EXERCISE: Which lines in the data below contain the word "FormID"? Copy each of them.

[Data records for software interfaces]
::::
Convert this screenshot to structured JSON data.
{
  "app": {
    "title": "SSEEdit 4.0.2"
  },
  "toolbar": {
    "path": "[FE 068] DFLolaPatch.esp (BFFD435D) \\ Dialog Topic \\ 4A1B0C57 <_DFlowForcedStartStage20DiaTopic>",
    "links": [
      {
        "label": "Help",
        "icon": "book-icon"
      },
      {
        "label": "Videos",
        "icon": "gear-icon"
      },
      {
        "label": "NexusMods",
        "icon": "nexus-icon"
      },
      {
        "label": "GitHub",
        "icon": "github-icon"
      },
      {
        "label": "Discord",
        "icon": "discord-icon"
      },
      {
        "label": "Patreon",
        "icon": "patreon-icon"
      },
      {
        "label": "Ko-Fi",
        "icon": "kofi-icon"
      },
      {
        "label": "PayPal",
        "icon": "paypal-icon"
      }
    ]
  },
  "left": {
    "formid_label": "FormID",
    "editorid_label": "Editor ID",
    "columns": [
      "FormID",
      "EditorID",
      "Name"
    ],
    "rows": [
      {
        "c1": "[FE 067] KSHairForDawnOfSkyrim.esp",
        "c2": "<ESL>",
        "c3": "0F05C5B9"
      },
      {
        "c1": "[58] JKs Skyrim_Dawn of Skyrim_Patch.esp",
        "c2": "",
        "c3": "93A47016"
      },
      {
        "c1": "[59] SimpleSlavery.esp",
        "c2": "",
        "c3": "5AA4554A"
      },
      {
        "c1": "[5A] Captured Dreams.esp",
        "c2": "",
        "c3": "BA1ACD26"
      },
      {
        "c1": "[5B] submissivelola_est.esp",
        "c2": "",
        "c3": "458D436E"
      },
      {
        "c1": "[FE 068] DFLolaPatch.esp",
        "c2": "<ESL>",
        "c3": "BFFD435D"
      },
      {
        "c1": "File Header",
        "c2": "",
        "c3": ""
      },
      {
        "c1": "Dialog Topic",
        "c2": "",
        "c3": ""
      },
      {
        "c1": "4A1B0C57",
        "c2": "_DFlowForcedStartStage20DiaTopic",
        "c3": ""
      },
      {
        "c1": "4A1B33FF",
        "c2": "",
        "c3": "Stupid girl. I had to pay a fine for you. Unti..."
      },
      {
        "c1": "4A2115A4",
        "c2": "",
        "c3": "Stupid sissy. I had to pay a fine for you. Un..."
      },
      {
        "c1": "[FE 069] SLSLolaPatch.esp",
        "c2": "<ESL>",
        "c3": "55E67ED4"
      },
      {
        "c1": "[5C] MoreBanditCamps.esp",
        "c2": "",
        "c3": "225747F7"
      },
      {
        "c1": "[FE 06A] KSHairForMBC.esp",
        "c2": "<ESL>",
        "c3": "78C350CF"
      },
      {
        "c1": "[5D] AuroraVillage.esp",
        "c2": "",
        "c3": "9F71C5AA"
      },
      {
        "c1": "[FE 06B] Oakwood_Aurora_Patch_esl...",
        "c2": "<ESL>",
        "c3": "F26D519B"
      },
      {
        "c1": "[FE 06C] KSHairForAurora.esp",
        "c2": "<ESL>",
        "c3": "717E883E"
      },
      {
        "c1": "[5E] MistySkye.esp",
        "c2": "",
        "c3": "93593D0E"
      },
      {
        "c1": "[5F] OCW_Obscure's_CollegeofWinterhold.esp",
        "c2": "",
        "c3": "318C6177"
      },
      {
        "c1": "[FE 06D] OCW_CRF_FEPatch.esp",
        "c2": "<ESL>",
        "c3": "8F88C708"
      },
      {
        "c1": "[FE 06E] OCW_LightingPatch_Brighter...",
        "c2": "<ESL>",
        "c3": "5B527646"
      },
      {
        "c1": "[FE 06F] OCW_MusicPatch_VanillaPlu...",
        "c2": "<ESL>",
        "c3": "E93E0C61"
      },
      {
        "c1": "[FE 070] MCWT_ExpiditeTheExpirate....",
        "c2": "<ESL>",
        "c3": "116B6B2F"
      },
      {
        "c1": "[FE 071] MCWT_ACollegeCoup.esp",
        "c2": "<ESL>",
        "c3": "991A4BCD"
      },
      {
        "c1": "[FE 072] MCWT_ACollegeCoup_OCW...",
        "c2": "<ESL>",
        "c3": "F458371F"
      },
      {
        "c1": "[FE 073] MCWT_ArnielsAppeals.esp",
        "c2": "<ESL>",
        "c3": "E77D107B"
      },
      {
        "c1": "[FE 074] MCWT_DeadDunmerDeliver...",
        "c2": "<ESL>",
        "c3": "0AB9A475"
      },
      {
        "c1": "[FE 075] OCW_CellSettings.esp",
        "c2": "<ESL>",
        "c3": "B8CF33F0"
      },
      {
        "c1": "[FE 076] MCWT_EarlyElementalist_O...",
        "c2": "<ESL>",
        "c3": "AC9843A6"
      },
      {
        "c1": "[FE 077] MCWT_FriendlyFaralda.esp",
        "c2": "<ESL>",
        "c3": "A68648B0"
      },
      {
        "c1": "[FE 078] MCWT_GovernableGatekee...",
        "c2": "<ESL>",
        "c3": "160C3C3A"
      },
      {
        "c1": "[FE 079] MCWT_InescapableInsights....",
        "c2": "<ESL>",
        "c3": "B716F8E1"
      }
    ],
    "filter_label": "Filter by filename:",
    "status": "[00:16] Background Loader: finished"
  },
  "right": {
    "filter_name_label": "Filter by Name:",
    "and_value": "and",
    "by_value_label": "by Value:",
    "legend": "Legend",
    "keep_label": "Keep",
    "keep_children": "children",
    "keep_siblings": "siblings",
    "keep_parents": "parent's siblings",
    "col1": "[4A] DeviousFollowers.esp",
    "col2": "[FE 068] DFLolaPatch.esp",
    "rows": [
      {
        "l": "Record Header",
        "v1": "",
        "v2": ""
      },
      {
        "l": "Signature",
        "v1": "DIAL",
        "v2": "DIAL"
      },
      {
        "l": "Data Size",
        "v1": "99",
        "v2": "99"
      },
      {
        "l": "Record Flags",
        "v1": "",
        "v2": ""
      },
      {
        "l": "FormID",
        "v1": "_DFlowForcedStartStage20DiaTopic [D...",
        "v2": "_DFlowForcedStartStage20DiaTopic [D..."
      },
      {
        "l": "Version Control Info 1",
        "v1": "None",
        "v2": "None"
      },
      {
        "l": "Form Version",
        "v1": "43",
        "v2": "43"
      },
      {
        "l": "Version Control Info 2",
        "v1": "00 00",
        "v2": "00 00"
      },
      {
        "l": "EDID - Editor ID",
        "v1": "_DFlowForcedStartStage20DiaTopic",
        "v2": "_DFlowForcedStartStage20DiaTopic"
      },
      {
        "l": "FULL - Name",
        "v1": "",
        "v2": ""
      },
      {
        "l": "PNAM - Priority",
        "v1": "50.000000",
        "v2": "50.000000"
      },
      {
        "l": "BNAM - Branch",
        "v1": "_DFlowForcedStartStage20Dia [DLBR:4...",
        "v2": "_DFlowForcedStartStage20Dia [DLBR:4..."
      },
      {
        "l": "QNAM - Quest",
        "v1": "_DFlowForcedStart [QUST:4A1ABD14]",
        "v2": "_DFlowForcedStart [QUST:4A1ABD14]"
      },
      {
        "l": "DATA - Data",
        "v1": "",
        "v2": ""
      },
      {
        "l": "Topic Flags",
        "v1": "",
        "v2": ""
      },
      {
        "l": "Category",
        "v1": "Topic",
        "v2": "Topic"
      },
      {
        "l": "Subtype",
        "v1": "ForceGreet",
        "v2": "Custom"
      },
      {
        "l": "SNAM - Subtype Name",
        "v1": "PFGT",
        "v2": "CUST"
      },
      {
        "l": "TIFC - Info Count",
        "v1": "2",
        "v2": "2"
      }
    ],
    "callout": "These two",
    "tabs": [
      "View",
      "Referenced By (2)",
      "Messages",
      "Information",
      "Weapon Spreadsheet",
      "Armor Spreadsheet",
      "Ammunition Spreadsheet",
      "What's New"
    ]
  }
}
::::
ANSWER AREA:
    "formid_label": "FormID",
      "FormID",
        "l": "FormID",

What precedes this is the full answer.